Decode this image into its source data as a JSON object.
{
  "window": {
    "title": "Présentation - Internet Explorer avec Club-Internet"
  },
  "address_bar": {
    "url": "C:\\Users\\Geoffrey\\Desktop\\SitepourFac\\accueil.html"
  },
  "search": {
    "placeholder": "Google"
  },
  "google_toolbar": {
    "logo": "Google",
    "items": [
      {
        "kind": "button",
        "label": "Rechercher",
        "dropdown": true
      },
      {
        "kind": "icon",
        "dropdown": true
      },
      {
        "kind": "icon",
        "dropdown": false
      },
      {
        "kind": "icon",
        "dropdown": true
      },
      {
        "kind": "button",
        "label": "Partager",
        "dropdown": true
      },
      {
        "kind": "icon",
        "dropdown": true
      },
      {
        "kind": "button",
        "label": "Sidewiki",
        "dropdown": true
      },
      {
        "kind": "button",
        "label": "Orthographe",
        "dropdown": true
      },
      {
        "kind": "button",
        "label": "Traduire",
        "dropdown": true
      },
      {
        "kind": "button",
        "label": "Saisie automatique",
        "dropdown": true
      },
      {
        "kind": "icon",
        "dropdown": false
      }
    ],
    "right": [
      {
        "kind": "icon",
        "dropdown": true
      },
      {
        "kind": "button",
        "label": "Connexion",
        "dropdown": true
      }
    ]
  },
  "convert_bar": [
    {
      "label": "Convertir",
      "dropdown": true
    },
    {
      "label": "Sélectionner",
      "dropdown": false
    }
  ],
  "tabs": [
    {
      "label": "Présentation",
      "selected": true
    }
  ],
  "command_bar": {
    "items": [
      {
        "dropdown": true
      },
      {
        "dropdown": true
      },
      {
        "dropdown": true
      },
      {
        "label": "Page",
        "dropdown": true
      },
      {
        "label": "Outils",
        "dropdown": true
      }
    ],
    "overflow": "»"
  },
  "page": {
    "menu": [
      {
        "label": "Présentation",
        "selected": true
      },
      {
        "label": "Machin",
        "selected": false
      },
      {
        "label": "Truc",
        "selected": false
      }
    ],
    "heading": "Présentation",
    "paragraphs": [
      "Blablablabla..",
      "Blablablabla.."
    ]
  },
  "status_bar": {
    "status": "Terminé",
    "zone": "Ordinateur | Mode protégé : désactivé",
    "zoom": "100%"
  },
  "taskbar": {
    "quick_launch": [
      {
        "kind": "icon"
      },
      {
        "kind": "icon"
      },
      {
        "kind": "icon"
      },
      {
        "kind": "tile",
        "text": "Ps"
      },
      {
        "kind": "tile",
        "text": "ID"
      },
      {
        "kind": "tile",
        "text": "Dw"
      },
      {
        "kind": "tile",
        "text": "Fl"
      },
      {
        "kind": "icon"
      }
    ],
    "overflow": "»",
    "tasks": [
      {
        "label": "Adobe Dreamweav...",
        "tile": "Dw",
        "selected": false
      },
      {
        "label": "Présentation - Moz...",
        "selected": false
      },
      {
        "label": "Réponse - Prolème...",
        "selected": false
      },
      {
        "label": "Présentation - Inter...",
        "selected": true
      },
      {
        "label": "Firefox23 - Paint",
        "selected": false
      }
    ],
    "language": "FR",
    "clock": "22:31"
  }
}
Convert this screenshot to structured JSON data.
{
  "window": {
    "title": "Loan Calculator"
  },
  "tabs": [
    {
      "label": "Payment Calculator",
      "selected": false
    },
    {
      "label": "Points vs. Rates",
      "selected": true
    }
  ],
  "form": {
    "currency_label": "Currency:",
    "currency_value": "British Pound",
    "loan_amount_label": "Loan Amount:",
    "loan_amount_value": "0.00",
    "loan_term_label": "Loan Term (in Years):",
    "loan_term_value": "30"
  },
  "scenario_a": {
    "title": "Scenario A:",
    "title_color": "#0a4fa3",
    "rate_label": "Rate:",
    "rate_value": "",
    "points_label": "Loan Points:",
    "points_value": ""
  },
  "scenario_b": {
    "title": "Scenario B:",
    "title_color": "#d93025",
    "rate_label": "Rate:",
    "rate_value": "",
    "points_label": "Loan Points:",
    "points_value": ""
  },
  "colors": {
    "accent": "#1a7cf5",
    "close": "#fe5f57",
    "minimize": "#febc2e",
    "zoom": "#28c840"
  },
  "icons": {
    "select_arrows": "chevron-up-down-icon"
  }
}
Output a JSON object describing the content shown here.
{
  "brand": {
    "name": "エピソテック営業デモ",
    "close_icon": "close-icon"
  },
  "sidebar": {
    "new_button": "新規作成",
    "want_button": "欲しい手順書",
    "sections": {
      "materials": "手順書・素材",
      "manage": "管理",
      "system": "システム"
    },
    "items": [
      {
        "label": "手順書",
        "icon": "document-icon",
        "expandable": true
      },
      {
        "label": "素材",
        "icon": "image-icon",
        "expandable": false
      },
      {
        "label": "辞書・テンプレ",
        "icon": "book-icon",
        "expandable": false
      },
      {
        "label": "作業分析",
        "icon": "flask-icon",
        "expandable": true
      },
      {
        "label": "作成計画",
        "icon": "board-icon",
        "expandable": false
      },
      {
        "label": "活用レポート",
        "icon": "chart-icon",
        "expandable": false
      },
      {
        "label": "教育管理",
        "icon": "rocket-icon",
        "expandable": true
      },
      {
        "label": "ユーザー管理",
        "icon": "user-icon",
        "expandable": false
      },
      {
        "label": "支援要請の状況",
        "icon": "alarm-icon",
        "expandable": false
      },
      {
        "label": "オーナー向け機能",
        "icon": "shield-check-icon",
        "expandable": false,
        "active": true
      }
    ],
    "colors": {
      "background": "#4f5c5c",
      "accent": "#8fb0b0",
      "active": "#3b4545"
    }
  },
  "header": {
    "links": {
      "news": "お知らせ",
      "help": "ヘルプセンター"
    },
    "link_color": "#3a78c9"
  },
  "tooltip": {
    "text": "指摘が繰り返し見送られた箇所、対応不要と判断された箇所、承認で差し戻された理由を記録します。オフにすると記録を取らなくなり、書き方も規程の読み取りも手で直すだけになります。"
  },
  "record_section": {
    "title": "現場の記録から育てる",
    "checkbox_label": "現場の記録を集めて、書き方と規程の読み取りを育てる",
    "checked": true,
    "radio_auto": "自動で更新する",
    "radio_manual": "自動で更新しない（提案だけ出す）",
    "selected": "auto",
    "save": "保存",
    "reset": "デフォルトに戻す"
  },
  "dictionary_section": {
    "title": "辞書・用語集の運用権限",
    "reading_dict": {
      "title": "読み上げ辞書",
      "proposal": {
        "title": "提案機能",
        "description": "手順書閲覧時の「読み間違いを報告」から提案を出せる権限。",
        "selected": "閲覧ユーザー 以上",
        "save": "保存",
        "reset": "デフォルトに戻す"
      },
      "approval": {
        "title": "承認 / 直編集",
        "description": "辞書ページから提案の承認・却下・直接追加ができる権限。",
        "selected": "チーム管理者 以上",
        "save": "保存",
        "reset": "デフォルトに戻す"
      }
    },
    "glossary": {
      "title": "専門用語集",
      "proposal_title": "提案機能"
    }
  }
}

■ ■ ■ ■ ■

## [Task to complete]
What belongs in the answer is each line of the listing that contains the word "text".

## [Exercise answer]
        "text": "Ps"
        "text": "ID"
        "text": "Dw"
        "text": "Fl"
    "text": "指摘が繰り返し見送られた箇所、対応不要と判断された箇所、承認で差し戻された理由を記録します。オフにすると記録を取らなくなり、書き方も規程の読み取りも手で直すだけになります。"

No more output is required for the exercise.